Exception “d” in HB 1450 gives a pass to contraception administered “before a clinically diagnosable pregnancy of a woman.” It is admitted that morning after pills can and do kill human beings on their way to implantation in the mother’s womb. This has to be a major negative when evaluating a statute so widely touted as protecting all human life.
These same four exceptions are also engrafted onto 12.1-17 of the existing Criminal Code by Section 3 of HB 1450. North Dakota already has in its Criminal Code provisions defining and providing for criminal prosecution of killing an unborn child by means of violence to the child or to the mother. There are 8 sub parts in this Chapter of the already existing Criminal Code prior to this proposed change. By its terms the new statute says that Sections 12.1-17-01 through-03 (which criminalize murder and manslaughter of an unborn child) do not apply in the same four “safe harbor” scenarios described above.

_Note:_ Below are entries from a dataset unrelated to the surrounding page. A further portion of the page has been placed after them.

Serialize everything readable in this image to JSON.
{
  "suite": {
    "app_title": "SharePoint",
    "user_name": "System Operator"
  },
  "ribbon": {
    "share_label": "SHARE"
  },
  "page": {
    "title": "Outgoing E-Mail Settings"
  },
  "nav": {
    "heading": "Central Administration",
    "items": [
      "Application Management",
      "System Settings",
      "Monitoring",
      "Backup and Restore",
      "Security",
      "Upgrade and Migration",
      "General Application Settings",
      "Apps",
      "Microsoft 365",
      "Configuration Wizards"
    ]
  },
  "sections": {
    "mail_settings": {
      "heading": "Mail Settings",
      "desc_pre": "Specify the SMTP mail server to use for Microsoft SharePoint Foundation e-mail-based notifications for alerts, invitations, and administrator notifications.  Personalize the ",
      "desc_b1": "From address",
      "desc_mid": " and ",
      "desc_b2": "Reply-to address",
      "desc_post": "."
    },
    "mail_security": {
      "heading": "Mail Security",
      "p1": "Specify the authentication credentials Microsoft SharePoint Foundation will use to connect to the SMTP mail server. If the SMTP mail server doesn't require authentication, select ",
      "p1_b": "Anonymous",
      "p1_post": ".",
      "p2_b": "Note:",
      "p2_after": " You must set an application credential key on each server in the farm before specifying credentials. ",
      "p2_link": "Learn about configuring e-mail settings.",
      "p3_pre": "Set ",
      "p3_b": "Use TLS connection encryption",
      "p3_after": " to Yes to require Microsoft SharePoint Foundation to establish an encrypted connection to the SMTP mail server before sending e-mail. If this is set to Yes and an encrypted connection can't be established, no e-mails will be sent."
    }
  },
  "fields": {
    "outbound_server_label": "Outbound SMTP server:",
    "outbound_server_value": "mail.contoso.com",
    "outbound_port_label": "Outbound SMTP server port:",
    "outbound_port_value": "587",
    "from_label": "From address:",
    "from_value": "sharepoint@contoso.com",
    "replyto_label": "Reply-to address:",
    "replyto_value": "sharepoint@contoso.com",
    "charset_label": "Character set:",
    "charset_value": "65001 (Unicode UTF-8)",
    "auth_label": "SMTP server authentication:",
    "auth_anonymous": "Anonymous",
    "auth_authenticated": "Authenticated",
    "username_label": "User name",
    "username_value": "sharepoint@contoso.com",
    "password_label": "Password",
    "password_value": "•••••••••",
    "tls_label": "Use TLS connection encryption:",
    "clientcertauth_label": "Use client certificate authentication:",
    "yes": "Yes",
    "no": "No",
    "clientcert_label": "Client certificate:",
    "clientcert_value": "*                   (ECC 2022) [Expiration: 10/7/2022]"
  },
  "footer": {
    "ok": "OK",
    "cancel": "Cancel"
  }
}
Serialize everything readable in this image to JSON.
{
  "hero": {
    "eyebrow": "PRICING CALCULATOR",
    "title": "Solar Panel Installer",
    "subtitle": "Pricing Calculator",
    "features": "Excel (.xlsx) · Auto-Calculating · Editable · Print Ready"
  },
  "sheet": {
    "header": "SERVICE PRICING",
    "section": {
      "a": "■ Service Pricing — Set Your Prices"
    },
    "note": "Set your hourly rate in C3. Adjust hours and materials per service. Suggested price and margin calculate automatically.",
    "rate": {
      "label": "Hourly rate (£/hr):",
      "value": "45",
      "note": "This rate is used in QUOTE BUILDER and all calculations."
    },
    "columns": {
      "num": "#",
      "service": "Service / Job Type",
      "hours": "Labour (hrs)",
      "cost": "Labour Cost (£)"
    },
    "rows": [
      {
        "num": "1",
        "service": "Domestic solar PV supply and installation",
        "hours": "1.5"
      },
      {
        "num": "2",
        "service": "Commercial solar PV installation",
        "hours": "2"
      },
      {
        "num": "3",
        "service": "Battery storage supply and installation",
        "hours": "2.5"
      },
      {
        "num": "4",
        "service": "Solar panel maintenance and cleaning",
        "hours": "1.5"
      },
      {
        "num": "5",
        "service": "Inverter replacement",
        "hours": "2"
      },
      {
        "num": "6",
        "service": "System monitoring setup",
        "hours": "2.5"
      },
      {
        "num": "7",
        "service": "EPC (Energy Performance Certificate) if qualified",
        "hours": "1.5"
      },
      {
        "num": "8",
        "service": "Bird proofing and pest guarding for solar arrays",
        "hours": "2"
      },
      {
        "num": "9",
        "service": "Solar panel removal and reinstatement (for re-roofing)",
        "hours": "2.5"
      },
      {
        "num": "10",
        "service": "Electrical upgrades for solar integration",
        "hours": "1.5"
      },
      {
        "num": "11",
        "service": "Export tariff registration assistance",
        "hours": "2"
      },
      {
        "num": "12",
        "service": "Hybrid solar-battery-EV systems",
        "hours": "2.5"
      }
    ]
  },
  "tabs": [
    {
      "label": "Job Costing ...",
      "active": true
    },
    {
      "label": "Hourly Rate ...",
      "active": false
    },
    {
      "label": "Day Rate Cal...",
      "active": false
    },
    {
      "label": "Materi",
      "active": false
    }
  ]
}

Section 12.1-17-07 in the already existing Criminal Code provides an explicit exception from criminal prosecution for causing death of an unborn child if committed during an abortion done by or under the supervision of a licensed physician. Some have said that HB 1450 will close down abortion facilities in North Dakota, but its text as presently posted does not appear to eliminate this 07 language from the North Dakota Criminal Code.
The whole exercise is very curious. One can see the hand of interests that normally oppose pro-life legislation trading their support for the Human Being definition at the price of an exception which will negate the value of the Human Being definition. The net effect in the end is likely to advance what are generally viewed as culture of death objectives.
We had a similar experience in North Carolina some years ago during a legislative session in which a bill to criminalize assisted suicide was introduced that contained a number of “third path” euthanasia safe harbor exceptions. When LifeTree fought against the exceptions and eventually persuaded the committee chair to propose a redraft which eliminated most of them, the culture of death lobbyists who had previously supported the bill withdrew their support and the idea and the legislation died in committee.
HB 1450 has passed the North Dakota House and will be considered by its Senate in the very near future. If legislation is to be truly Pro-Life, its advocates must firmly refuse to permit culture of death exceptions, including back door “safe harbors” achieved with end-of-life language, which dilute to the point of elimination whatever positive effect the newly enacted definition of Human Being might otherwise achieve, both at the beginning and at the end of life. We should not delude ourselves that we are making progress by making compromises which permit the enactment of bills such as North Dakota HB 1450.
Human life is a sacred gift from God. The third chapter in John Paul II’s encyclical letter on the Gospel of Life makes it very clear that “laws which legitimize the direct killing of innocent human beings through abortion or euthanasia are in complete opposition to the inviolable right to life proper to every individual.” He says further that “it is therefore never licit…to take part in a propaganda campaign in favour of such a law or vote for it.” When one comprehends the entirety of North Dakota HB 1450, one cannot campaign or vote for it while remaining faithful to the Gospel of Life.
Elizabeth D. Wickham, PhD
Executive Director, LifeTree
Copyright, 2011, EDW